Scientific and educational communities have presented numerous critiques and criticisms of "intelligent design" as a whole (known commonly as ID), its merit as a scientific theory, and subsequently its suitability to be taught in science classrooms. The American Association for the Advancement of Science (AAAS) published a resolution  on "intelligent design" in 2002, in which the organization determined that proponents of the theory had "failed to offer credible scientific evidence to support their claim that ID undermines the current scientifically accepted theory of evolution," and had not "proposed a scientific means of testing its claims." Having reached those conclusions, the AAAS determined "that the lack of scientific warrant for so-called "intelligent design theory" makes it improper to include as a part of science education."
An article  from the December 21, 2004, Chronicle of Higher Education discussed the theories of both Behe and Dembski, and also pointed out that ID "has made no headway into the science curriculums at secular universities," and that proponents of "intelligent design" have encountered profound difficulty in having their papers on the subject printed in scientific journals. The article reported that "[m]any intelligent-design proponents believe there is a conspiracy to keep their ideas out of scientific circles." However, the article also reported:
Kenneth R. Miller, a professor of biology at Brown University and a leading critic of the intelligent-design movement, says such a view turns the scientific process on its head. If a researcher's theories are rejected, he says, that means that they have failed as good science, not that they're being suppressed.

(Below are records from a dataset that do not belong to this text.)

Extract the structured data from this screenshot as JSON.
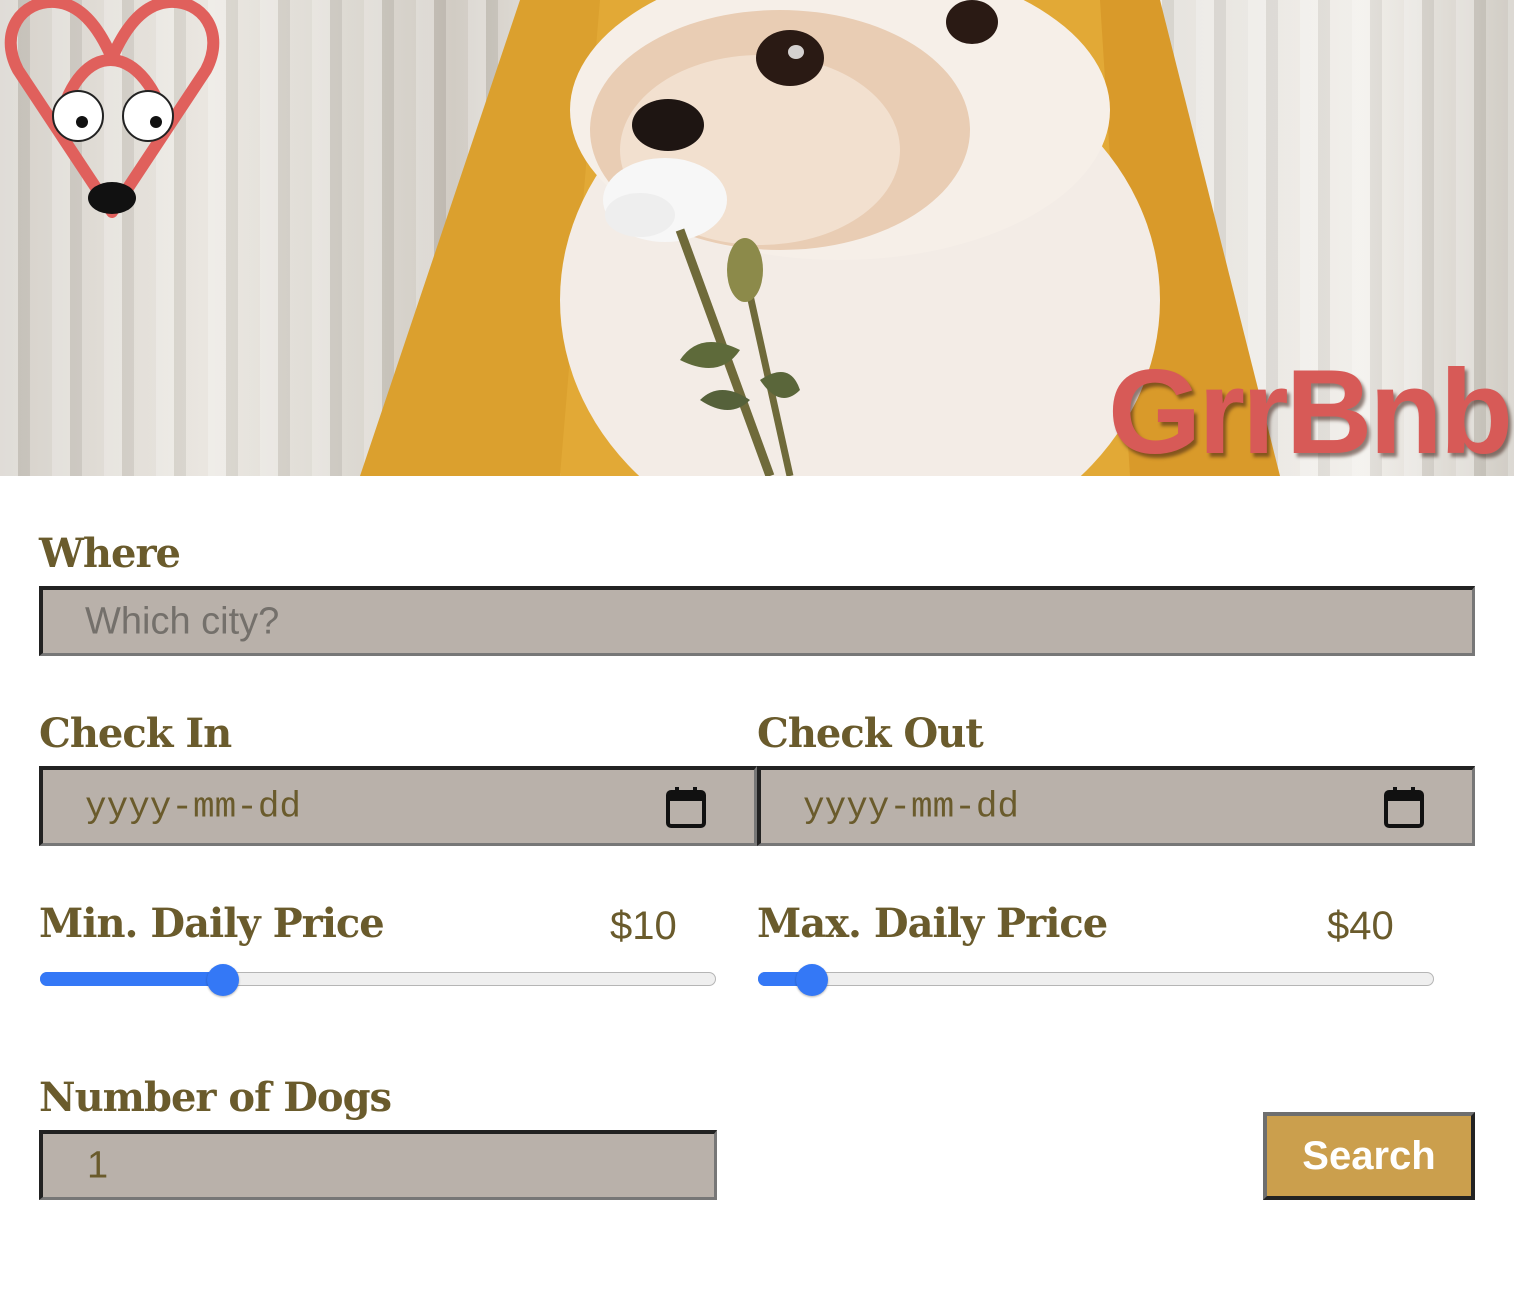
{
  "brand": {
    "name": "GrrBnb",
    "logo_icon": "dog-heart-logo-icon",
    "accent_color": "#d75a57"
  },
  "hero": {
    "image": "pomeranian-with-rose-photo"
  },
  "form": {
    "where": {
      "label": "Where",
      "placeholder": "Which city?",
      "value": ""
    },
    "check_in": {
      "label": "Check In",
      "placeholder": "yyyy-mm-dd",
      "icon": "calendar-icon"
    },
    "check_out": {
      "label": "Check Out",
      "placeholder": "yyyy-mm-dd",
      "icon": "calendar-icon"
    },
    "min_price": {
      "label": "Min. Daily Price",
      "display": "$10",
      "slider_fraction": 0.27
    },
    "max_price": {
      "label": "Max. Daily Price",
      "display": "$40",
      "slider_fraction": 0.08
    },
    "dogs": {
      "label": "Number of Dogs",
      "value": "1"
    },
    "search_button": "Search"
  },
  "colors": {
    "label_text": "#6a5b2c",
    "field_bg": "#b9b1aa",
    "slider_accent": "#3478f6",
    "button_bg": "#cb9f4d"
  }
}
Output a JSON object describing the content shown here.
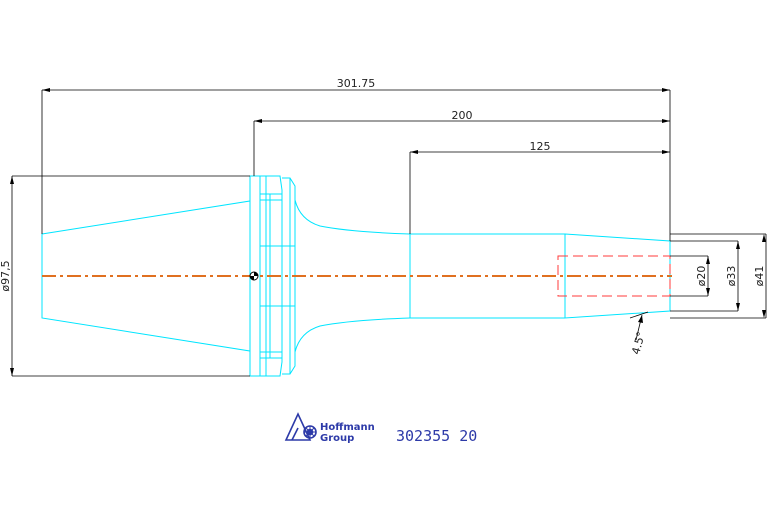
{
  "drawing": {
    "dimensions": {
      "overall_length": "301.75",
      "length_from_flange": "200",
      "length_from_shank": "125",
      "flange_diameter": "ø97,5",
      "bore_diameter": "ø20",
      "tip_inner_diameter": "ø33",
      "tip_outer_diameter": "ø41",
      "taper_angle": "4.5°"
    },
    "logo": {
      "line1": "Hoffmann",
      "line2": "Group",
      "icon": "hoffmann-logo-icon"
    },
    "part_number": "302355 20"
  },
  "colors": {
    "outline": "#00e5ff",
    "dimension": "#000000",
    "centerline": "#e07020",
    "hidden_bore": "#ff3b3b",
    "brand": "#2d3aa8"
  }
}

On August 4, 2004, a prominent paper on "intelligent design" was published in the Proceedings of the Biological Society of Washington, a peer-reviewed scientific journal. The paper, titled "The Origin of Biological Information and the Higher Taxonomic Categories," was written by Stephen C. Meyer, the program director for the Discovery Institute's Center for Science and Culture , a leading center for the study of "intelligent design." However, the Biological Society of Washington later disavowed itself from the paper because it did not undergo a proper peer review and did not meet the scientific standards of the journal, according to a statement  issued by the society.
In addition to promoting the scientific merit of "intelligent design," IDEA also asserts the theory's secularity. From a "beliefs" statement  on the IDEA website:
We recognize that investigating over origins raises questions that are both religious and scientific in nature, but we are careful not to mix scientific claims with religious claims, and recognize that the two are distinct and different, though complementary to one-another.
A number of academics have disputed "intelligent design's" secularity as well, labeling it as a method of reinserting creationism into the scientific curriculum. In 1987, the U.S. Supreme Court overturned  a Louisiana law requiring the teaching of creationism in public schools along with evolution, ruling that the law violated the Establishment Clause  of the First Amendment .
From the December 21, 2004, Chronicle of Higher Education article:
"I don't think intelligent design is a science," says Bruce Alberts, president of the National Academy of Sciences. "It's a way of restating creationism in a different formulation."
From an October 21, 2004, NCSE resource article  about the Pennsylvania case:
NCSE's executive director Eugenie C. Scott told the York Daily Record, "Intelligent design is just a sham to get creationism into the curriculum," explaining that "even if [its advocates] haven't convinced the scientific community, they have been able to convince the politicians ... And that's too bad for the students in Dover."